--- What to work on ---
Nothing but the records themselves, exactly as written, should appear in the reply; leave out the pictures.

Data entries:
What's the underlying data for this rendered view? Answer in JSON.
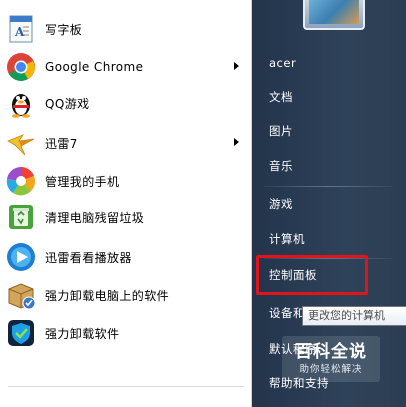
{
  "programs": [
    {
      "label": "写字板",
      "icon": "wordpad-icon",
      "has_submenu": false
    },
    {
      "label": "Google Chrome",
      "icon": "chrome-icon",
      "has_submenu": true
    },
    {
      "label": "QQ游戏",
      "icon": "qq-penguin-icon",
      "has_submenu": false
    },
    {
      "label": "迅雷7",
      "icon": "thunder-bird-icon",
      "has_submenu": true
    },
    {
      "label": "管理我的手机",
      "icon": "phone-manager-icon",
      "has_submenu": false
    },
    {
      "label": "清理电脑残留垃圾",
      "icon": "recycle-bin-icon",
      "has_submenu": false
    },
    {
      "label": "迅雷看看播放器",
      "icon": "xunlei-player-icon",
      "has_submenu": false
    },
    {
      "label": "强力卸载电脑上的软件",
      "icon": "uninstaller-box-icon",
      "has_submenu": false
    },
    {
      "label": "强力卸载软件",
      "icon": "shield-uninstall-icon",
      "has_submenu": false
    }
  ],
  "right_pane": {
    "user_name": "acer",
    "items": [
      "文档",
      "图片",
      "音乐",
      "游戏",
      "计算机",
      "控制面板",
      "设备和打印机",
      "默认程序",
      "帮助和支持"
    ]
  },
  "tooltip": "更改您的计算机",
  "watermark": {
    "title": "百科全说",
    "subtitle": "助你轻松解决"
  },
  "colors": {
    "highlight": "#e0141b",
    "right_pane": "#2b3d52"
  }
}
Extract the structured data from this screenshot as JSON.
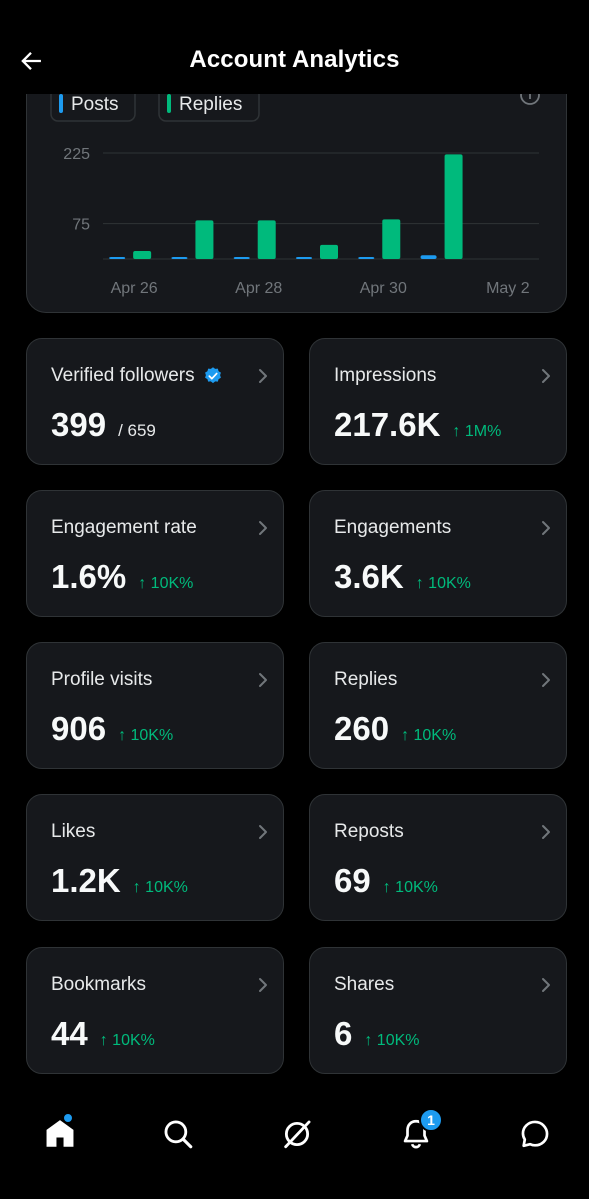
{
  "header": {
    "title": "Account Analytics"
  },
  "chart_data": {
    "type": "bar",
    "categories": [
      "Apr 26",
      "Apr 27",
      "Apr 28",
      "Apr 29",
      "Apr 30",
      "May 1",
      "May 2"
    ],
    "x_tick_labels": [
      "Apr 26",
      "Apr 28",
      "Apr 30",
      "May 2"
    ],
    "y_ticks": [
      75,
      225
    ],
    "series": [
      {
        "name": "Posts",
        "color": "#1d9bf0",
        "values": [
          3,
          3,
          3,
          1,
          1,
          8,
          0
        ]
      },
      {
        "name": "Replies",
        "color": "#00ba7c",
        "values": [
          17,
          82,
          82,
          30,
          84,
          222,
          0
        ]
      }
    ],
    "ylim": [
      0,
      225
    ],
    "legend_placement": "top-left",
    "grid": true
  },
  "stats": [
    {
      "label": "Verified followers",
      "value": "399",
      "sub": "/ 659",
      "change": "",
      "verified": true
    },
    {
      "label": "Impressions",
      "value": "217.6K",
      "sub": "",
      "change": "↑ 1M%"
    },
    {
      "label": "Engagement rate",
      "value": "1.6%",
      "sub": "",
      "change": "↑ 10K%"
    },
    {
      "label": "Engagements",
      "value": "3.6K",
      "sub": "",
      "change": "↑ 10K%"
    },
    {
      "label": "Profile visits",
      "value": "906",
      "sub": "",
      "change": "↑ 10K%"
    },
    {
      "label": "Replies",
      "value": "260",
      "sub": "",
      "change": "↑ 10K%"
    },
    {
      "label": "Likes",
      "value": "1.2K",
      "sub": "",
      "change": "↑ 10K%"
    },
    {
      "label": "Reposts",
      "value": "69",
      "sub": "",
      "change": "↑ 10K%"
    },
    {
      "label": "Bookmarks",
      "value": "44",
      "sub": "",
      "change": "↑ 10K%"
    },
    {
      "label": "Shares",
      "value": "6",
      "sub": "",
      "change": "↑ 10K%"
    }
  ],
  "nav": {
    "items": [
      "home-icon",
      "search-icon",
      "grok-icon",
      "notifications-icon",
      "messages-icon"
    ],
    "notification_count": "1"
  },
  "colors": {
    "accent": "#1d9bf0",
    "positive": "#00ba7c",
    "card": "#16181c",
    "border": "#2f3336"
  }
}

--- Answer to this problem ---
What's the underlying data for this rendered view? Answer in JSON.
{
  "programs": [
    {
      "label": "写字板",
      "icon": "wordpad-icon",
      "has_submenu": false
    },
    {
      "label": "Google Chrome",
      "icon": "chrome-icon",
      "has_submenu": true
    },
    {
      "label": "QQ游戏",
      "icon": "qq-penguin-icon",
      "has_submenu": false
    },
    {
      "label": "迅雷7",
      "icon": "thunder-bird-icon",
      "has_submenu": true
    },
    {
      "label": "管理我的手机",
      "icon": "phone-manager-icon",
      "has_submenu": false
    },
    {
      "label": "清理电脑残留垃圾",
      "icon": "recycle-bin-icon",
      "has_submenu": false
    },
    {
      "label": "迅雷看看播放器",
      "icon": "xunlei-player-icon",
      "has_submenu": false
    },
    {
      "label": "强力卸载电脑上的软件",
      "icon": "uninstaller-box-icon",
      "has_submenu": false
    },
    {
      "label": "强力卸载软件",
      "icon": "shield-uninstall-icon",
      "has_submenu": false
    }
  ],
  "right_pane": {
    "user_name": "acer",
    "items": [
      "文档",
      "图片",
      "音乐",
      "游戏",
      "计算机",
      "控制面板",
      "设备和打印机",
      "默认程序",
      "帮助和支持"
    ]
  },
  "tooltip": "更改您的计算机",
  "watermark": {
    "title": "百科全说",
    "subtitle": "助你轻松解决"
  },
  "colors": {
    "highlight": "#e0141b",
    "right_pane": "#2b3d52"
  }
}
Extract the structured data from this screenshot as JSON.
{
  "header": {
    "title": "Account Analytics"
  },
  "chart_data": {
    "type": "bar",
    "categories": [
      "Apr 26",
      "Apr 27",
      "Apr 28",
      "Apr 29",
      "Apr 30",
      "May 1",
      "May 2"
    ],
    "x_tick_labels": [
      "Apr 26",
      "Apr 28",
      "Apr 30",
      "May 2"
    ],
    "y_ticks": [
      75,
      225
    ],
    "series": [
      {
        "name": "Posts",
        "color": "#1d9bf0",
        "values": [
          3,
          3,
          3,
          1,
          1,
          8,
          0
        ]
      },
      {
        "name": "Replies",
        "color": "#00ba7c",
        "values": [
          17,
          82,
          82,
          30,
          84,
          222,
          0
        ]
      }
    ],
    "ylim": [
      0,
      225
    ],
    "legend_placement": "top-left",
    "grid": true
  },
  "stats": [
    {
      "label": "Verified followers",
      "value": "399",
      "sub": "/ 659",
      "change": "",
      "verified": true
    },
    {
      "label": "Impressions",
      "value": "217.6K",
      "sub": "",
      "change": "↑ 1M%"
    },
    {
      "label": "Engagement rate",
      "value": "1.6%",
      "sub": "",
      "change": "↑ 10K%"
    },
    {
      "label": "Engagements",
      "value": "3.6K",
      "sub": "",
      "change": "↑ 10K%"
    },
    {
      "label": "Profile visits",
      "value": "906",
      "sub": "",
      "change": "↑ 10K%"
    },
    {
      "label": "Replies",
      "value": "260",
      "sub": "",
      "change": "↑ 10K%"
    },
    {
      "label": "Likes",
      "value": "1.2K",
      "sub": "",
      "change": "↑ 10K%"
    },
    {
      "label": "Reposts",
      "value": "69",
      "sub": "",
      "change": "↑ 10K%"
    },
    {
      "label": "Bookmarks",
      "value": "44",
      "sub": "",
      "change": "↑ 10K%"
    },
    {
      "label": "Shares",
      "value": "6",
      "sub": "",
      "change": "↑ 10K%"
    }
  ],
  "nav": {
    "items": [
      "home-icon",
      "search-icon",
      "grok-icon",
      "notifications-icon",
      "messages-icon"
    ],
    "notification_count": "1"
  },
  "colors": {
    "accent": "#1d9bf0",
    "positive": "#00ba7c",
    "card": "#16181c",
    "border": "#2f3336"
  }
}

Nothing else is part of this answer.